THE Scottish Conservatives were plunged into a fresh crisis last night after a sacked election candidate said he had been denied natural justice by the party’s “dysfunctional” leadership.
Malcolm Macaskill, who was dumped as the leading candidate in Glasgow last week, said his treatment would cost the party £1 million, because his friend, Tom Coakley, a former footballer who made a fortune in property, had now withdrawn a pledge to give the Tories £100,000 a year for a decade.
It has also been reported that a second major Tory donor, John McGlynn, the airport car park magnate, no longer wants to contribute to party funds in protest at the treatment of Macaskill…
Macaskill, 51, was selected by Tory activists in Glasgow last year to head the party’s regional list for the Scottish elections, making it all but certain he would have become an MSP this May.
However, in a CV he circulated to members, he described himself as a successful businessman, omitting two bankruptcies and a court action against him for unpaid income tax.
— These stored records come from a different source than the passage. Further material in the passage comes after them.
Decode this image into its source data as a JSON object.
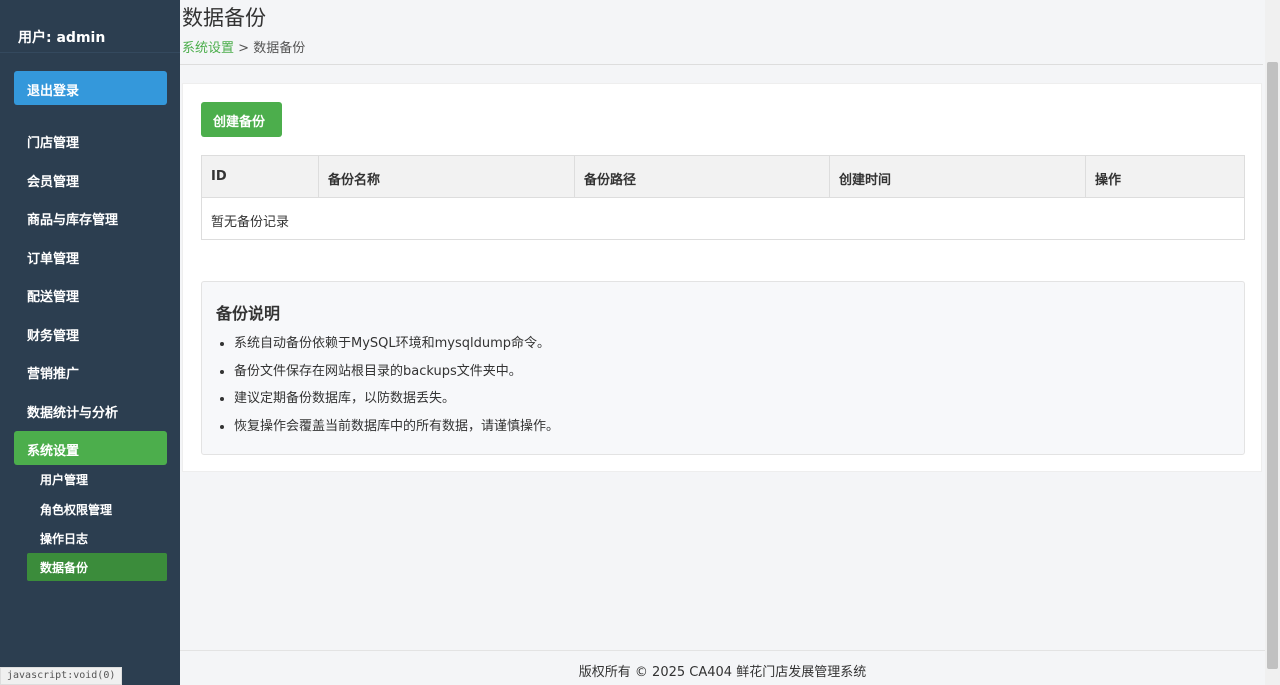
{
  "sidebar": {
    "user": "用户: admin",
    "logout": "退出登录",
    "menu": [
      {
        "label": "门店管理"
      },
      {
        "label": "会员管理"
      },
      {
        "label": "商品与库存管理"
      },
      {
        "label": "订单管理"
      },
      {
        "label": "配送管理"
      },
      {
        "label": "财务管理"
      },
      {
        "label": "营销推广"
      },
      {
        "label": "数据统计与分析"
      },
      {
        "label": "系统设置"
      }
    ],
    "submenu": [
      {
        "label": "用户管理"
      },
      {
        "label": "角色权限管理"
      },
      {
        "label": "操作日志"
      },
      {
        "label": "数据备份"
      }
    ]
  },
  "statusbar": "javascript:void(0)",
  "page": {
    "title": "数据备份",
    "breadcrumb_link": "系统设置",
    "breadcrumb_sep": " > ",
    "breadcrumb_current": "数据备份"
  },
  "actions": {
    "create_backup": "创建备份"
  },
  "table": {
    "headers": [
      "ID",
      "备份名称",
      "备份路径",
      "创建时间",
      "操作"
    ],
    "empty_text": "暂无备份记录"
  },
  "note": {
    "title": "备份说明",
    "items": [
      "系统自动备份依赖于MySQL环境和mysqldump命令。",
      "备份文件保存在网站根目录的backups文件夹中。",
      "建议定期备份数据库，以防数据丢失。",
      "恢复操作会覆盖当前数据库中的所有数据，请谨慎操作。"
    ]
  },
  "footer": "版权所有 © 2025 CA404 鲜花门店发展管理系统",
  "colors": {
    "sidebar_bg": "#2c3e50",
    "primary": "#3498db",
    "success": "#4cae4c",
    "active_sub": "#3b8c3b"
  }
}
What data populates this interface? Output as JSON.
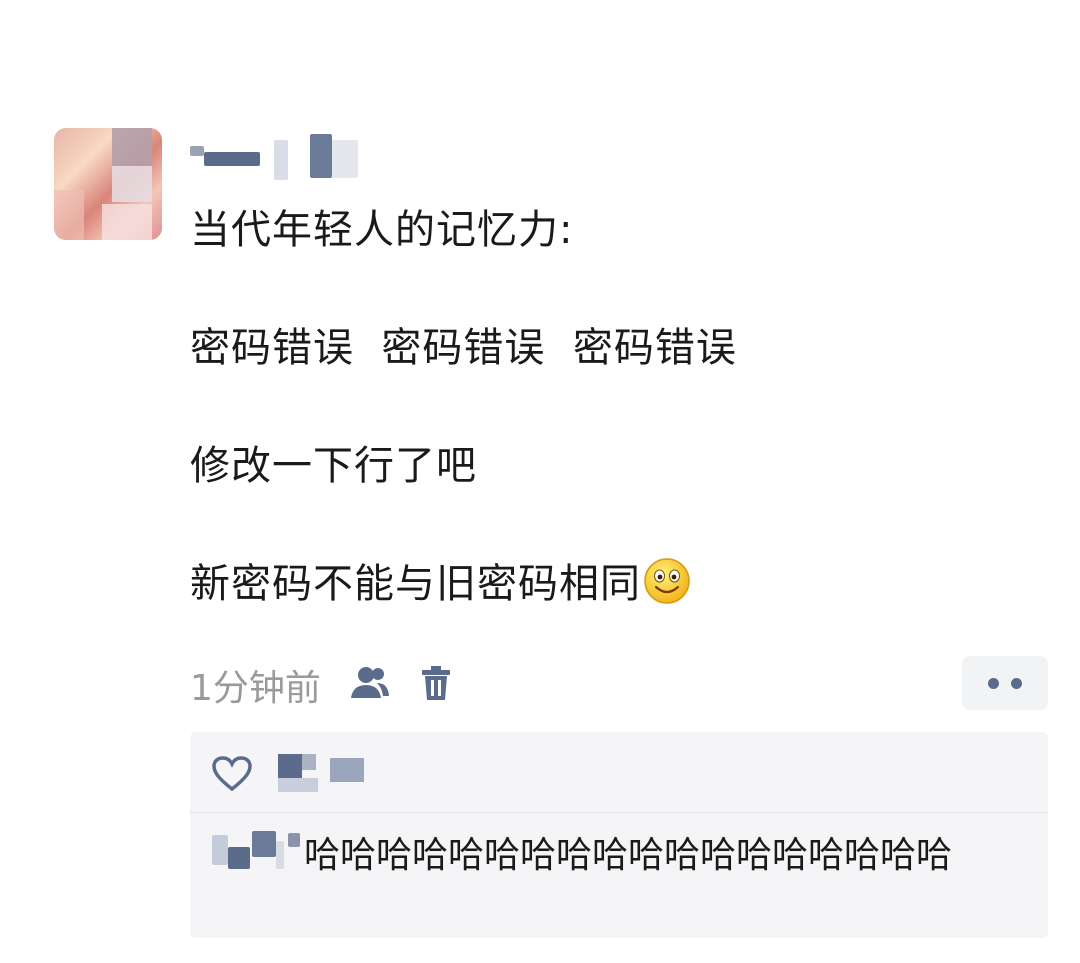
{
  "post": {
    "avatar": "avatar-image",
    "lines": [
      "当代年轻人的记忆力:",
      "密码错误  密码错误  密码错误",
      "修改一下行了吧",
      "新密码不能与旧密码相同"
    ],
    "emoji": "smile-emoji"
  },
  "meta": {
    "time": "1分钟前",
    "visibility_icon": "friends-icon",
    "delete_icon": "trash-icon",
    "more_icon": "more-dots-icon"
  },
  "comments": {
    "like_icon": "heart-icon",
    "items": [
      {
        "text": "哈哈哈哈哈哈哈哈哈哈哈哈哈哈哈哈哈哈"
      }
    ]
  },
  "colors": {
    "link_blue": "#5b6b8c",
    "muted": "#9a9a9a",
    "comment_bg": "#f5f5f7"
  }
}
He was the second Conservative candidate to quit as Iain Whyte, had pulled out from standing for Maryhill and Springburn after realising he would have had to stand down from the Lothian health board and, under a change in the rules, would not necessarily have been reappointed after the election.
But he wasn’t the last Tory candidate to go for a third one has also pulled out:
David Meikle withdrew in Glasgow because he felt that his allegations of vote rigging on the list for the city had not been sufficiently investigated.
The complaints centre on the Conservative Rutherglen’s Association, whose membership shot up by about 150 members from a starting point of 17 in the months before the selections for Conservative candidates took place.